Scheherazade and Penelope Compare Notes
I don’t understand how you do it. Penelope is staring
at the work she’s undone, unraveled and coiled
like a snake at her feet. You always invent something
new. Your mind is bottomless. Scheherazade shakes
her head, puts an arm around her friend. I don’t
understand how you do it, either, she says. All that
beauty unwoven, your creation lost over and over
again. Penelope’s fingers are raw, wrapped in small
ribbons of linen to staunch the blood. What if our
lives were our own? she asks, leaning her head
on the storyteller’s shoulder. What if we were
goddesses and not shipwrecked here among men?
Scheherazade runs her hands over Penelope’s
loom, curls her fingers around the dangling threads.
We are goddesses, she says, smoothing the intricate
cloth of the shroud. Listen as I tell how this will end.

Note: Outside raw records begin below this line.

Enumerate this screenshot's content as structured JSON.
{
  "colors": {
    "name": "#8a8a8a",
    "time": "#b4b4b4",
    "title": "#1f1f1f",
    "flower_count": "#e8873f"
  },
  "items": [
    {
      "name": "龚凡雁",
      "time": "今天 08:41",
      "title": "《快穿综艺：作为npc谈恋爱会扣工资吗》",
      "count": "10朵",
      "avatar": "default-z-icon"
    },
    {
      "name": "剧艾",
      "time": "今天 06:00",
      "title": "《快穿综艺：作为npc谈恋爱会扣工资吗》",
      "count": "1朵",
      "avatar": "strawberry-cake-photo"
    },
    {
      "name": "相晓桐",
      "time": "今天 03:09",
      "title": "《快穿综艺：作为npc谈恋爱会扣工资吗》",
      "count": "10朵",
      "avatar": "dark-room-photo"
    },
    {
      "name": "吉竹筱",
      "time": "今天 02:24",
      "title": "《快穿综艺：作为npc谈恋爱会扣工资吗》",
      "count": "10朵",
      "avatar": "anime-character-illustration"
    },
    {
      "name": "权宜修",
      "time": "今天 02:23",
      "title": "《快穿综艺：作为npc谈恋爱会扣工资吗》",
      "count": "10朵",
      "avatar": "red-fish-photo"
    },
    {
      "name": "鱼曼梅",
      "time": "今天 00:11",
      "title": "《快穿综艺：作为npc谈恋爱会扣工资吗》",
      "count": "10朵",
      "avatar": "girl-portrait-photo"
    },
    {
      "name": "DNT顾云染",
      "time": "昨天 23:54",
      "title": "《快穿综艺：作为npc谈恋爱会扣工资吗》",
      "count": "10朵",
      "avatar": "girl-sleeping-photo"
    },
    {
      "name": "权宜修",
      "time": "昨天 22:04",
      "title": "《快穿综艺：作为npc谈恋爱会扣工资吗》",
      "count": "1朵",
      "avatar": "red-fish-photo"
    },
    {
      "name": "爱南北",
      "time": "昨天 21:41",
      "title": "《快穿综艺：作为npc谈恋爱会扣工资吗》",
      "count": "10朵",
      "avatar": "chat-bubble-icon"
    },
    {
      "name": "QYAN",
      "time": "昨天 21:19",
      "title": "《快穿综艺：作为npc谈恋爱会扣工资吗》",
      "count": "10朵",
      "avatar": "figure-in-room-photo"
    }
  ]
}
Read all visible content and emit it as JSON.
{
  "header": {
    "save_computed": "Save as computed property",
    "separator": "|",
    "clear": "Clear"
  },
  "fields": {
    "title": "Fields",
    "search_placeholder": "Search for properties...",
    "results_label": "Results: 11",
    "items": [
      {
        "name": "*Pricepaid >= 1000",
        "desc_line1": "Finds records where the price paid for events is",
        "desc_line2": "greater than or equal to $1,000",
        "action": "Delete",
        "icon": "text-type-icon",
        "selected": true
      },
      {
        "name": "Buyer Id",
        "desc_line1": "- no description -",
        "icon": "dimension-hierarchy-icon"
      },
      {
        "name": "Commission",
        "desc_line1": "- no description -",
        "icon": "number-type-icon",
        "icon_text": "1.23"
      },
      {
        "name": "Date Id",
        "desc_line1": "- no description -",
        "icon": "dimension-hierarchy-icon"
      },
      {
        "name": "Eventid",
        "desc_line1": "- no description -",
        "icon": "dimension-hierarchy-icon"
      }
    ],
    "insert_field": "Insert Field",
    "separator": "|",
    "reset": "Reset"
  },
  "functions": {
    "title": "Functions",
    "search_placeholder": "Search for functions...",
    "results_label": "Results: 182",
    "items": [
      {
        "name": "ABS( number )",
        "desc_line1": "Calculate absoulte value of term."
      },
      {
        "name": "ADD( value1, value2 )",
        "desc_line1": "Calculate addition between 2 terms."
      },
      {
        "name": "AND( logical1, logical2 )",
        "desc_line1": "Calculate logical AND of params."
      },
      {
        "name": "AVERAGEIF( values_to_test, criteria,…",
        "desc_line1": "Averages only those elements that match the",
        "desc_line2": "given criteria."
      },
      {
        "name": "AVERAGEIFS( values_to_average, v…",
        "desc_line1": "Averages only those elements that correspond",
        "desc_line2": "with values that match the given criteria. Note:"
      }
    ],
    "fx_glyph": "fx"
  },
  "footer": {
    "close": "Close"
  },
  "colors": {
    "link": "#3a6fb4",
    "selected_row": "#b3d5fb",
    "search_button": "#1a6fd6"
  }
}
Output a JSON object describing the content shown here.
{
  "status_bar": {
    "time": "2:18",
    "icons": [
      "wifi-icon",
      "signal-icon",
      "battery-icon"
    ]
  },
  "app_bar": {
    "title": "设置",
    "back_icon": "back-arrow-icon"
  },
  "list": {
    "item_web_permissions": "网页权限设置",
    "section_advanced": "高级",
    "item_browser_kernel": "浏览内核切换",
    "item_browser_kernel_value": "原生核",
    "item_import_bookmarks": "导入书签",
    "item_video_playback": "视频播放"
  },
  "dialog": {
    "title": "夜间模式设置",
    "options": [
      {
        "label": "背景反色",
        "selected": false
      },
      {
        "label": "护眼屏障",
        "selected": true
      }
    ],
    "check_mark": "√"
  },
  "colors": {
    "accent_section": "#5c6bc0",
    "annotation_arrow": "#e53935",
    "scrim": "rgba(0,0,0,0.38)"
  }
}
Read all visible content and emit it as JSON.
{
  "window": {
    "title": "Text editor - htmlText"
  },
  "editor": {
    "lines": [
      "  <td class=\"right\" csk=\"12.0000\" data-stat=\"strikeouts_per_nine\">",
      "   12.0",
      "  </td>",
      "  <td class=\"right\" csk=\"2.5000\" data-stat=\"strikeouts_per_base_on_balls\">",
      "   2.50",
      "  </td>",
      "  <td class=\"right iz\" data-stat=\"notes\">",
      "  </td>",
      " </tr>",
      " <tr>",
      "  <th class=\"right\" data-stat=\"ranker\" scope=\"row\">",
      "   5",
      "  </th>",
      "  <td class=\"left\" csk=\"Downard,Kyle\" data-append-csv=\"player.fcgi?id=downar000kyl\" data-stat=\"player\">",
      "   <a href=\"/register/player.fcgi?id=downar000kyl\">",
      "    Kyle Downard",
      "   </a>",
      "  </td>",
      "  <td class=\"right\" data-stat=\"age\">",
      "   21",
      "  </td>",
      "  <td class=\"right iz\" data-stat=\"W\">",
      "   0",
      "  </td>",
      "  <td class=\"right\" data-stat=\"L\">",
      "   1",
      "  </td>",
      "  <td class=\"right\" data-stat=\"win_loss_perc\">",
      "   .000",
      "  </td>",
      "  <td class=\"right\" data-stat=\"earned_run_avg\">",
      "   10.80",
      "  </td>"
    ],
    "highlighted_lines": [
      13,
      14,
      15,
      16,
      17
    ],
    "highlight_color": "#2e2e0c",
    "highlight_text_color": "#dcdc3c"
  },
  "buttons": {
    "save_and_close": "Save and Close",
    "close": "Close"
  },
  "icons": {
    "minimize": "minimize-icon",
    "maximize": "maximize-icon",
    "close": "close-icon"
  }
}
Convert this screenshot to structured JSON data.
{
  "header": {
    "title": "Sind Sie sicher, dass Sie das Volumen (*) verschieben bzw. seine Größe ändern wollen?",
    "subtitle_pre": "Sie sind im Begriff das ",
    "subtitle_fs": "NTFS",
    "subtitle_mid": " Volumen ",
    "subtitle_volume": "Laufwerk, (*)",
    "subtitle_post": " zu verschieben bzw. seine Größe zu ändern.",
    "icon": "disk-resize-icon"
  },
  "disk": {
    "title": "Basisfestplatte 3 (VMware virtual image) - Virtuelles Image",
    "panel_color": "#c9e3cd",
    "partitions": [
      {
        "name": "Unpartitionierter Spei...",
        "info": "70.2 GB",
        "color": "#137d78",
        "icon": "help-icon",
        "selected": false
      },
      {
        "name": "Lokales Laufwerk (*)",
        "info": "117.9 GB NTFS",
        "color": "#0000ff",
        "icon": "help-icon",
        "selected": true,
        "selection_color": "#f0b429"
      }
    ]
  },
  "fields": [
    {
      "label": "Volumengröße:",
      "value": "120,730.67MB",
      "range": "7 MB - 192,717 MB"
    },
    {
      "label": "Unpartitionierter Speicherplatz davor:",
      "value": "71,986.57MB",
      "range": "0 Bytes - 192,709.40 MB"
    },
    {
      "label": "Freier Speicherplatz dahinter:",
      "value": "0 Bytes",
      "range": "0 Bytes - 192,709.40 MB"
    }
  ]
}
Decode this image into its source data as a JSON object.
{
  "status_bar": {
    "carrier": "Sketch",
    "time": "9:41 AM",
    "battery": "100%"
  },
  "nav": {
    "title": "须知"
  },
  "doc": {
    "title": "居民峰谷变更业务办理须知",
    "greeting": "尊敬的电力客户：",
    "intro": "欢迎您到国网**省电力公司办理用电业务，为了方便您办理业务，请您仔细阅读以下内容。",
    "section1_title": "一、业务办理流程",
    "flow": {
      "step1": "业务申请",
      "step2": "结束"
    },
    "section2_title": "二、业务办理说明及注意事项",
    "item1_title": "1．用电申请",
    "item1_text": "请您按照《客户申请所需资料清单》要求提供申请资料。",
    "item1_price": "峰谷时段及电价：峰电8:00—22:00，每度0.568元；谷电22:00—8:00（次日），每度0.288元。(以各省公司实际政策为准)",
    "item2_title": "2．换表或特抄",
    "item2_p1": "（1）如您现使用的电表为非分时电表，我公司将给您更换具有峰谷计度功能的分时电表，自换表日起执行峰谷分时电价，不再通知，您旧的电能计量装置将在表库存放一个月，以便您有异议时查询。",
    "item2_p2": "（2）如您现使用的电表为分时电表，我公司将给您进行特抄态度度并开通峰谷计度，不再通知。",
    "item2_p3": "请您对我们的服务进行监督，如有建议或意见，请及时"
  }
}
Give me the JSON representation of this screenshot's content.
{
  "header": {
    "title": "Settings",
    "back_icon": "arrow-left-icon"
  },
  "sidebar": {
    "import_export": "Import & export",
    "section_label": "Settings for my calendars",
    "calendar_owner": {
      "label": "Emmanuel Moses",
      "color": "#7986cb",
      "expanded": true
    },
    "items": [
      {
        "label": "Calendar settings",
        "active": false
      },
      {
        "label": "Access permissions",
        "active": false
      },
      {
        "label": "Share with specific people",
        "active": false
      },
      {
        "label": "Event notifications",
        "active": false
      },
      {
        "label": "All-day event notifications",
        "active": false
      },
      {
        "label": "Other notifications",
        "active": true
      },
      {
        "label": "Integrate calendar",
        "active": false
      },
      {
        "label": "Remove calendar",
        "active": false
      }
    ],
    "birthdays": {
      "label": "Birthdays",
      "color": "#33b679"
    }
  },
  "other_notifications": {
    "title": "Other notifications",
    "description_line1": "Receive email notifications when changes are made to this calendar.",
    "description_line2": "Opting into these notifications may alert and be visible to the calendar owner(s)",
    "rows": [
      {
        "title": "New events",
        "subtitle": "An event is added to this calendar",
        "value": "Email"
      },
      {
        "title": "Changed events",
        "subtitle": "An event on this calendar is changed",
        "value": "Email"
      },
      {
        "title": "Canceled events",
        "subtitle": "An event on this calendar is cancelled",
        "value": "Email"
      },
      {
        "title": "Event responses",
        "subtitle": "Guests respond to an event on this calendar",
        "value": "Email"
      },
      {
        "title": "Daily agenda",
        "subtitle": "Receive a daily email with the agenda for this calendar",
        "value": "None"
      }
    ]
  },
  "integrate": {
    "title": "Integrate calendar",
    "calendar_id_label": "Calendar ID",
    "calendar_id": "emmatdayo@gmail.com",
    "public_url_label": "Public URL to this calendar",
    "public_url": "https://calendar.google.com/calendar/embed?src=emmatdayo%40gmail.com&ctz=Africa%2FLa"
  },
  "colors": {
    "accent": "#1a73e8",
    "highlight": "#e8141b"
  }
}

Brittney Corrigan is the author of the poetry collections Daughters, Breaking, Navigation, and 40 Weeks. Solastalgia, a collection of poems about climate change, extinction, and the Anthropocene Age, is forthcoming from JackLeg Press in 2023. Brittney was raised in Colorado and has lived in Portland, Oregon for the past three decades, where she is an alumna and employee of Reed College. She is currently at work on her first short story collection. For more information, visit http://brittneycorrigan.com/.